__Exercise brief__
Reproduce all of the data, making sure that no line differs from the original.

Stored entries:
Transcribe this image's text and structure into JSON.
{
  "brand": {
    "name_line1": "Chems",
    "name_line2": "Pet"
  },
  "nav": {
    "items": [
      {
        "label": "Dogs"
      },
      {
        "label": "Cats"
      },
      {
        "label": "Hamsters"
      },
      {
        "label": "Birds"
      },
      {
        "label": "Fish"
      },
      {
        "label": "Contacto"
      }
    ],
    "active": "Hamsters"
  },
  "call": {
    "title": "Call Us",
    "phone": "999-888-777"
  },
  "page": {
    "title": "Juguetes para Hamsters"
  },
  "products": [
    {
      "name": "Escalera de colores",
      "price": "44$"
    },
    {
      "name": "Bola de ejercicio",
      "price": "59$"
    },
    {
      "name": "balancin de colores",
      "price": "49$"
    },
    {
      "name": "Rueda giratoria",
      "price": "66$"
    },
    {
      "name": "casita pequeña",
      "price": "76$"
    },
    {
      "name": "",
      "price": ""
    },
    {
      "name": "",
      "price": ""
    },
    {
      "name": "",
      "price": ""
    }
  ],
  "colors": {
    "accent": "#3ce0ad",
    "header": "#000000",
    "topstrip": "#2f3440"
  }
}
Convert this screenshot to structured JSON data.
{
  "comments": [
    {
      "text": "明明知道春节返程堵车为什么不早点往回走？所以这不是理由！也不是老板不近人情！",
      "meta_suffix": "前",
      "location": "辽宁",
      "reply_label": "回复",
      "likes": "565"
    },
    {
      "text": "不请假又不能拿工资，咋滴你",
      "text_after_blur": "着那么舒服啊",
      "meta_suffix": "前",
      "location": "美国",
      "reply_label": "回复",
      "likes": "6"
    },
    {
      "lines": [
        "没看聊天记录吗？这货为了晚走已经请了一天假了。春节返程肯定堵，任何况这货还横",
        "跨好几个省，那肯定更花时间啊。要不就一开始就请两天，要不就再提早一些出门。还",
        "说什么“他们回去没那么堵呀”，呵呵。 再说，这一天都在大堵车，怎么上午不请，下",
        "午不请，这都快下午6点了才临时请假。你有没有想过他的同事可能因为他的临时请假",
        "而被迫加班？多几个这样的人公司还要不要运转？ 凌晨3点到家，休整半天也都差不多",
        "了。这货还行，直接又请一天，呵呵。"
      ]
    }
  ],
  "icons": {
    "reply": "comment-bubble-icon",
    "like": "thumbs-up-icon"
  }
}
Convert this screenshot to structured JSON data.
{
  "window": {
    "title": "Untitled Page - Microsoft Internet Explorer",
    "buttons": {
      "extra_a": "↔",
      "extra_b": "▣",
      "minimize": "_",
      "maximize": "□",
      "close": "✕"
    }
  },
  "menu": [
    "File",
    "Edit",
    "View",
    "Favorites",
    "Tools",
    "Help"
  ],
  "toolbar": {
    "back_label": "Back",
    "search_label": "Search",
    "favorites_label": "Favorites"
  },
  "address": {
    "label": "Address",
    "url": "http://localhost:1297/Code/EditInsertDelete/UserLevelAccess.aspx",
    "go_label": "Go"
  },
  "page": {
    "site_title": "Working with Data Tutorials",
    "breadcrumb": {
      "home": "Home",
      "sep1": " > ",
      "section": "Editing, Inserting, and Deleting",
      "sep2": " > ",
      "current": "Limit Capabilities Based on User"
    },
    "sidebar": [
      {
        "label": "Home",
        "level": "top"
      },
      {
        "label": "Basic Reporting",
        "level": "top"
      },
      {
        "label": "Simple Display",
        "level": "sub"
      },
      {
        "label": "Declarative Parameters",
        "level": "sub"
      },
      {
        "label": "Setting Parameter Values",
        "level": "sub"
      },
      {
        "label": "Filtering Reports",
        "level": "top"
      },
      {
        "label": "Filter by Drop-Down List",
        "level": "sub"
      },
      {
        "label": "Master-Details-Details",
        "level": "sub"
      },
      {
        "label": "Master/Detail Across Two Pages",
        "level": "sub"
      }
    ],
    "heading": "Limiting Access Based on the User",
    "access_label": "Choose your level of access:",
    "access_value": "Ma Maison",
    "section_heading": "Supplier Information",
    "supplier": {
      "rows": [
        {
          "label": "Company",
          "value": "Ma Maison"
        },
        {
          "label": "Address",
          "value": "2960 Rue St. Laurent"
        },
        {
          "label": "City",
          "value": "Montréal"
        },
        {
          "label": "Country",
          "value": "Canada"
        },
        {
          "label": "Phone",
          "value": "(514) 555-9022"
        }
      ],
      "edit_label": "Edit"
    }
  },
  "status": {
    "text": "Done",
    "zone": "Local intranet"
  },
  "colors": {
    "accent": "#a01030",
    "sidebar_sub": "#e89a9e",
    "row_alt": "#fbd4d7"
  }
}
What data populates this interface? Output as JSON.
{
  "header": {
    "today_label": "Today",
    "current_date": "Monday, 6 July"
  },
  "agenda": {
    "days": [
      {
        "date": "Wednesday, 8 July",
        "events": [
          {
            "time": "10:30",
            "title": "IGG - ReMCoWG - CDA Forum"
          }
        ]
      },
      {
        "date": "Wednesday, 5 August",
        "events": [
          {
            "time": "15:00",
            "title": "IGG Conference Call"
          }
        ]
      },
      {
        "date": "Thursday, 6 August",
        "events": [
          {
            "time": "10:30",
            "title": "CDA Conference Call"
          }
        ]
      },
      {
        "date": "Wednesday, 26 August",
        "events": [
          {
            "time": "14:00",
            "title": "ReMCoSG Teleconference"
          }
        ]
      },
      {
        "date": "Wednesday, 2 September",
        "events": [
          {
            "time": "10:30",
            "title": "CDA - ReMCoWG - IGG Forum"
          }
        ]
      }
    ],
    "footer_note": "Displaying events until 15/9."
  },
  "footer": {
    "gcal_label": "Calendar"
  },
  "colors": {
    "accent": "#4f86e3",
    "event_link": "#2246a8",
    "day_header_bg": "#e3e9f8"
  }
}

__Result below__
Transcribe this image's text and structure into JSON.
{
  "brand": {
    "name_line1": "Chems",
    "name_line2": "Pet"
  },
  "nav": {
    "items": [
      {
        "label": "Dogs"
      },
      {
        "label": "Cats"
      },
      {
        "label": "Hamsters"
      },
      {
        "label": "Birds"
      },
      {
        "label": "Fish"
      },
      {
        "label": "Contacto"
      }
    ],
    "active": "Hamsters"
  },
  "call": {
    "title": "Call Us",
    "phone": "999-888-777"
  },
  "page": {
    "title": "Juguetes para Hamsters"
  },
  "products": [
    {
      "name": "Escalera de colores",
      "price": "44$"
    },
    {
      "name": "Bola de ejercicio",
      "price": "59$"
    },
    {
      "name": "balancin de colores",
      "price": "49$"
    },
    {
      "name": "Rueda giratoria",
      "price": "66$"
    },
    {
      "name": "casita pequeña",
      "price": "76$"
    },
    {
      "name": "",
      "price": ""
    },
    {
      "name": "",
      "price": ""
    },
    {
      "name": "",
      "price": ""
    }
  ],
  "colors": {
    "accent": "#3ce0ad",
    "header": "#000000",
    "topstrip": "#2f3440"
  }
}
Convert this screenshot to structured JSON data.
{
  "comments": [
    {
      "text": "明明知道春节返程堵车为什么不早点往回走？所以这不是理由！也不是老板不近人情！",
      "meta_suffix": "前",
      "location": "辽宁",
      "reply_label": "回复",
      "likes": "565"
    },
    {
      "text": "不请假又不能拿工资，咋滴你",
      "text_after_blur": "着那么舒服啊",
      "meta_suffix": "前",
      "location": "美国",
      "reply_label": "回复",
      "likes": "6"
    },
    {
      "lines": [
        "没看聊天记录吗？这货为了晚走已经请了一天假了。春节返程肯定堵，任何况这货还横",
        "跨好几个省，那肯定更花时间啊。要不就一开始就请两天，要不就再提早一些出门。还",
        "说什么“他们回去没那么堵呀”，呵呵。 再说，这一天都在大堵车，怎么上午不请，下",
        "午不请，这都快下午6点了才临时请假。你有没有想过他的同事可能因为他的临时请假",
        "而被迫加班？多几个这样的人公司还要不要运转？ 凌晨3点到家，休整半天也都差不多",
        "了。这货还行，直接又请一天，呵呵。"
      ]
    }
  ],
  "icons": {
    "reply": "comment-bubble-icon",
    "like": "thumbs-up-icon"
  }
}
Convert this screenshot to structured JSON data.
{
  "window": {
    "title": "Untitled Page - Microsoft Internet Explorer",
    "buttons": {
      "extra_a": "↔",
      "extra_b": "▣",
      "minimize": "_",
      "maximize": "□",
      "close": "✕"
    }
  },
  "menu": [
    "File",
    "Edit",
    "View",
    "Favorites",
    "Tools",
    "Help"
  ],
  "toolbar": {
    "back_label": "Back",
    "search_label": "Search",
    "favorites_label": "Favorites"
  },
  "address": {
    "label": "Address",
    "url": "http://localhost:1297/Code/EditInsertDelete/UserLevelAccess.aspx",
    "go_label": "Go"
  },
  "page": {
    "site_title": "Working with Data Tutorials",
    "breadcrumb": {
      "home": "Home",
      "sep1": " > ",
      "section": "Editing, Inserting, and Deleting",
      "sep2": " > ",
      "current": "Limit Capabilities Based on User"
    },
    "sidebar": [
      {
        "label": "Home",
        "level": "top"
      },
      {
        "label": "Basic Reporting",
        "level": "top"
      },
      {
        "label": "Simple Display",
        "level": "sub"
      },
      {
        "label": "Declarative Parameters",
        "level": "sub"
      },
      {
        "label": "Setting Parameter Values",
        "level": "sub"
      },
      {
        "label": "Filtering Reports",
        "level": "top"
      },
      {
        "label": "Filter by Drop-Down List",
        "level": "sub"
      },
      {
        "label": "Master-Details-Details",
        "level": "sub"
      },
      {
        "label": "Master/Detail Across Two Pages",
        "level": "sub"
      }
    ],
    "heading": "Limiting Access Based on the User",
    "access_label": "Choose your level of access:",
    "access_value": "Ma Maison",
    "section_heading": "Supplier Information",
    "supplier": {
      "rows": [
        {
          "label": "Company",
          "value": "Ma Maison"
        },
        {
          "label": "Address",
          "value": "2960 Rue St. Laurent"
        },
        {
          "label": "City",
          "value": "Montréal"
        },
        {
          "label": "Country",
          "value": "Canada"
        },
        {
          "label": "Phone",
          "value": "(514) 555-9022"
        }
      ],
      "edit_label": "Edit"
    }
  },
  "status": {
    "text": "Done",
    "zone": "Local intranet"
  },
  "colors": {
    "accent": "#a01030",
    "sidebar_sub": "#e89a9e",
    "row_alt": "#fbd4d7"
  }
}
What data populates this interface? Output as JSON.
{
  "header": {
    "today_label": "Today",
    "current_date": "Monday, 6 July"
  },
  "agenda": {
    "days": [
      {
        "date": "Wednesday, 8 July",
        "events": [
          {
            "time": "10:30",
            "title": "IGG - ReMCoWG - CDA Forum"
          }
        ]
      },
      {
        "date": "Wednesday, 5 August",
        "events": [
          {
            "time": "15:00",
            "title": "IGG Conference Call"
          }
        ]
      },
      {
        "date": "Thursday, 6 August",
        "events": [
          {
            "time": "10:30",
            "title": "CDA Conference Call"
          }
        ]
      },
      {
        "date": "Wednesday, 26 August",
        "events": [
          {
            "time": "14:00",
            "title": "ReMCoSG Teleconference"
          }
        ]
      },
      {
        "date": "Wednesday, 2 September",
        "events": [
          {
            "time": "10:30",
            "title": "CDA - ReMCoWG - IGG Forum"
          }
        ]
      }
    ],
    "footer_note": "Displaying events until 15/9."
  },
  "footer": {
    "gcal_label": "Calendar"
  },
  "colors": {
    "accent": "#4f86e3",
    "event_link": "#2246a8",
    "day_header_bg": "#e3e9f8"
  }
}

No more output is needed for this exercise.